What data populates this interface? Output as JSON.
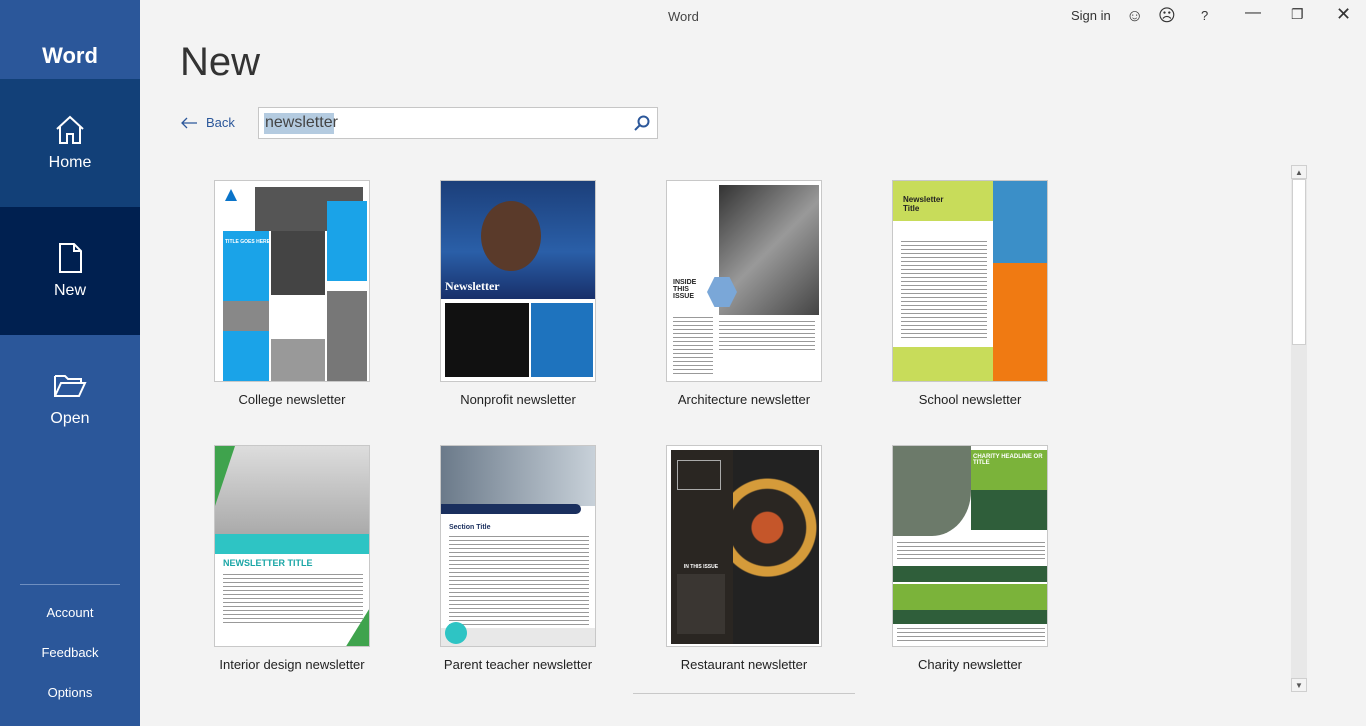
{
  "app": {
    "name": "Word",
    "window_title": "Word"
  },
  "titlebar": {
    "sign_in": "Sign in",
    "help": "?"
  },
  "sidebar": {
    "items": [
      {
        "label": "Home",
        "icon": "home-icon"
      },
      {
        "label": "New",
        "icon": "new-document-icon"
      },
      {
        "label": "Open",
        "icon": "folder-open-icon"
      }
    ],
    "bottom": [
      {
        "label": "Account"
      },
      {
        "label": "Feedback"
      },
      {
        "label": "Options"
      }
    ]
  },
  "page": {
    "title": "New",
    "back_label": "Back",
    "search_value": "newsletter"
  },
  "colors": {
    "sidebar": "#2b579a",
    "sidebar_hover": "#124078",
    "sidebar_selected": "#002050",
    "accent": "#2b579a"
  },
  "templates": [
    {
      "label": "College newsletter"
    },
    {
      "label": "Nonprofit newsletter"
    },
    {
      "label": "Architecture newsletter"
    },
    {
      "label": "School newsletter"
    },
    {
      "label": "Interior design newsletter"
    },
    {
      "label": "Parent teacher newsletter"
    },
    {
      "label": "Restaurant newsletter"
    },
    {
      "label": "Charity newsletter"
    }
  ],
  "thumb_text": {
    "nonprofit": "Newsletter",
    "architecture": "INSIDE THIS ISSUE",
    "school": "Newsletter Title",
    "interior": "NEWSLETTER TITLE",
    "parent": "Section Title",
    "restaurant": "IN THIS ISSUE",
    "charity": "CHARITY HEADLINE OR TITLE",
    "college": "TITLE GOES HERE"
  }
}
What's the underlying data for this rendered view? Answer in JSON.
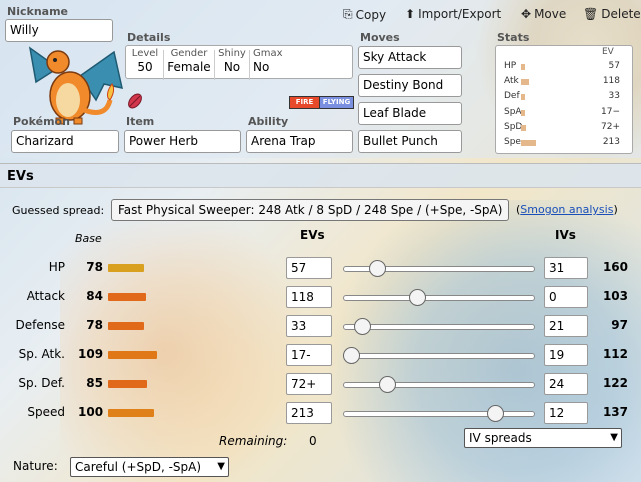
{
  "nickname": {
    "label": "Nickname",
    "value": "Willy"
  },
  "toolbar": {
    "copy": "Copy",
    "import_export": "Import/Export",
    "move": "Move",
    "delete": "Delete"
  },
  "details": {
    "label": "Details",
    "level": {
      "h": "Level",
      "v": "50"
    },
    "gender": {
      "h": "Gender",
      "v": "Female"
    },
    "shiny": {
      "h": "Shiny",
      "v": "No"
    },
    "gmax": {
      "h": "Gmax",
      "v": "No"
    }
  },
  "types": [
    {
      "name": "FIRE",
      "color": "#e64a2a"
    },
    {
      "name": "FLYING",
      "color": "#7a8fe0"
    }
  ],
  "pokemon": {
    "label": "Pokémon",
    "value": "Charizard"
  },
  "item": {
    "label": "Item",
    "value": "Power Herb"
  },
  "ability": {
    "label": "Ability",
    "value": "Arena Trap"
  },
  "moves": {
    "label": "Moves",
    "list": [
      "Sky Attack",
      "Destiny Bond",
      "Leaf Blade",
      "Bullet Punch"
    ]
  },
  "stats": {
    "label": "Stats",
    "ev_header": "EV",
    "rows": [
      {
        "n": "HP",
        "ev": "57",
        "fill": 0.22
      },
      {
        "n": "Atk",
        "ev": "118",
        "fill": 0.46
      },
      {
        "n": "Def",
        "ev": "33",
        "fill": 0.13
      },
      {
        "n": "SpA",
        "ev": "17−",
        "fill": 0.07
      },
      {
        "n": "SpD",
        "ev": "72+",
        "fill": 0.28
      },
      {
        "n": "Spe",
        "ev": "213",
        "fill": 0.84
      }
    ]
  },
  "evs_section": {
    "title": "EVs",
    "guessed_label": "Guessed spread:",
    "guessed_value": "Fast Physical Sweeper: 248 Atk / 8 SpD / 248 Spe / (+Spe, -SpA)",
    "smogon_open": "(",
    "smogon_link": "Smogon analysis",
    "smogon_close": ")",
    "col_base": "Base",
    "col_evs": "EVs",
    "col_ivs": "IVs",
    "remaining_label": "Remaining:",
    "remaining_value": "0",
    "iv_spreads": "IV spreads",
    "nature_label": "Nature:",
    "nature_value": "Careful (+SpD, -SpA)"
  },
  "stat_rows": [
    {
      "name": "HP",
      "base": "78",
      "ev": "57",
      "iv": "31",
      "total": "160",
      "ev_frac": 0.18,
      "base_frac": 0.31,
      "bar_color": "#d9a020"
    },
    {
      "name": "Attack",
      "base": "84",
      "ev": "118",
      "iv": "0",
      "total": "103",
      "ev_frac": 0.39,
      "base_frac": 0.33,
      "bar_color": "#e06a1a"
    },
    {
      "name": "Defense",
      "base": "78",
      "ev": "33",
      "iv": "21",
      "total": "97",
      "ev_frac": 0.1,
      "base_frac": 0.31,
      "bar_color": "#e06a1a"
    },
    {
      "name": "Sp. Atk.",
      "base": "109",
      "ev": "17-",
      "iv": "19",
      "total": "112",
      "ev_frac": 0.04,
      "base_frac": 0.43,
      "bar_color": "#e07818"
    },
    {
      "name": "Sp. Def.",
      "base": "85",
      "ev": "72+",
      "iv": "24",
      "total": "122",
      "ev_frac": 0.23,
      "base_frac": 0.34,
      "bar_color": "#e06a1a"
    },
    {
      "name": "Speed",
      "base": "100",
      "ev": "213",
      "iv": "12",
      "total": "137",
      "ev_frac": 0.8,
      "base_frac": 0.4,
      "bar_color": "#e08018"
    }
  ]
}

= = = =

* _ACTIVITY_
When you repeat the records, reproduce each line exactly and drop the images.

* _TASK RESULT_
What data populates this interface? Output as JSON.
{
  "app": {
    "name": "Word",
    "window_title": "Word"
  },
  "titlebar": {
    "sign_in": "Sign in",
    "help": "?"
  },
  "sidebar": {
    "items": [
      {
        "label": "Home",
        "icon": "home-icon"
      },
      {
        "label": "New",
        "icon": "new-document-icon"
      },
      {
        "label": "Open",
        "icon": "folder-open-icon"
      }
    ],
    "bottom": [
      {
        "label": "Account"
      },
      {
        "label": "Feedback"
      },
      {
        "label": "Options"
      }
    ]
  },
  "page": {
    "title": "New",
    "back_label": "Back",
    "search_value": "newsletter"
  },
  "colors": {
    "sidebar": "#2b579a",
    "sidebar_hover": "#124078",
    "sidebar_selected": "#002050",
    "accent": "#2b579a"
  },
  "templates": [
    {
      "label": "College newsletter"
    },
    {
      "label": "Nonprofit newsletter"
    },
    {
      "label": "Architecture newsletter"
    },
    {
      "label": "School newsletter"
    },
    {
      "label": "Interior design newsletter"
    },
    {
      "label": "Parent teacher newsletter"
    },
    {
      "label": "Restaurant newsletter"
    },
    {
      "label": "Charity newsletter"
    }
  ],
  "thumb_text": {
    "nonprofit": "Newsletter",
    "architecture": "INSIDE THIS ISSUE",
    "school": "Newsletter Title",
    "interior": "NEWSLETTER TITLE",
    "parent": "Section Title",
    "restaurant": "IN THIS ISSUE",
    "charity": "CHARITY HEADLINE OR TITLE",
    "college": "TITLE GOES HERE"
  }
}
What's the underlying data for this rendered view? Answer in JSON.
{
  "nickname": {
    "label": "Nickname",
    "value": "Willy"
  },
  "toolbar": {
    "copy": "Copy",
    "import_export": "Import/Export",
    "move": "Move",
    "delete": "Delete"
  },
  "details": {
    "label": "Details",
    "level": {
      "h": "Level",
      "v": "50"
    },
    "gender": {
      "h": "Gender",
      "v": "Female"
    },
    "shiny": {
      "h": "Shiny",
      "v": "No"
    },
    "gmax": {
      "h": "Gmax",
      "v": "No"
    }
  },
  "types": [
    {
      "name": "FIRE",
      "color": "#e64a2a"
    },
    {
      "name": "FLYING",
      "color": "#7a8fe0"
    }
  ],
  "pokemon": {
    "label": "Pokémon",
    "value": "Charizard"
  },
  "item": {
    "label": "Item",
    "value": "Power Herb"
  },
  "ability": {
    "label": "Ability",
    "value": "Arena Trap"
  },
  "moves": {
    "label": "Moves",
    "list": [
      "Sky Attack",
      "Destiny Bond",
      "Leaf Blade",
      "Bullet Punch"
    ]
  },
  "stats": {
    "label": "Stats",
    "ev_header": "EV",
    "rows": [
      {
        "n": "HP",
        "ev": "57",
        "fill": 0.22
      },
      {
        "n": "Atk",
        "ev": "118",
        "fill": 0.46
      },
      {
        "n": "Def",
        "ev": "33",
        "fill": 0.13
      },
      {
        "n": "SpA",
        "ev": "17−",
        "fill": 0.07
      },
      {
        "n": "SpD",
        "ev": "72+",
        "fill": 0.28
      },
      {
        "n": "Spe",
        "ev": "213",
        "fill": 0.84
      }
    ]
  },
  "evs_section": {
    "title": "EVs",
    "guessed_label": "Guessed spread:",
    "guessed_value": "Fast Physical Sweeper: 248 Atk / 8 SpD / 248 Spe / (+Spe, -SpA)",
    "smogon_open": "(",
    "smogon_link": "Smogon analysis",
    "smogon_close": ")",
    "col_base": "Base",
    "col_evs": "EVs",
    "col_ivs": "IVs",
    "remaining_label": "Remaining:",
    "remaining_value": "0",
    "iv_spreads": "IV spreads",
    "nature_label": "Nature:",
    "nature_value": "Careful (+SpD, -SpA)"
  },
  "stat_rows": [
    {
      "name": "HP",
      "base": "78",
      "ev": "57",
      "iv": "31",
      "total": "160",
      "ev_frac": 0.18,
      "base_frac": 0.31,
      "bar_color": "#d9a020"
    },
    {
      "name": "Attack",
      "base": "84",
      "ev": "118",
      "iv": "0",
      "total": "103",
      "ev_frac": 0.39,
      "base_frac": 0.33,
      "bar_color": "#e06a1a"
    },
    {
      "name": "Defense",
      "base": "78",
      "ev": "33",
      "iv": "21",
      "total": "97",
      "ev_frac": 0.1,
      "base_frac": 0.31,
      "bar_color": "#e06a1a"
    },
    {
      "name": "Sp. Atk.",
      "base": "109",
      "ev": "17-",
      "iv": "19",
      "total": "112",
      "ev_frac": 0.04,
      "base_frac": 0.43,
      "bar_color": "#e07818"
    },
    {
      "name": "Sp. Def.",
      "base": "85",
      "ev": "72+",
      "iv": "24",
      "total": "122",
      "ev_frac": 0.23,
      "base_frac": 0.34,
      "bar_color": "#e06a1a"
    },
    {
      "name": "Speed",
      "base": "100",
      "ev": "213",
      "iv": "12",
      "total": "137",
      "ev_frac": 0.8,
      "base_frac": 0.4,
      "bar_color": "#e08018"
    }
  ]
}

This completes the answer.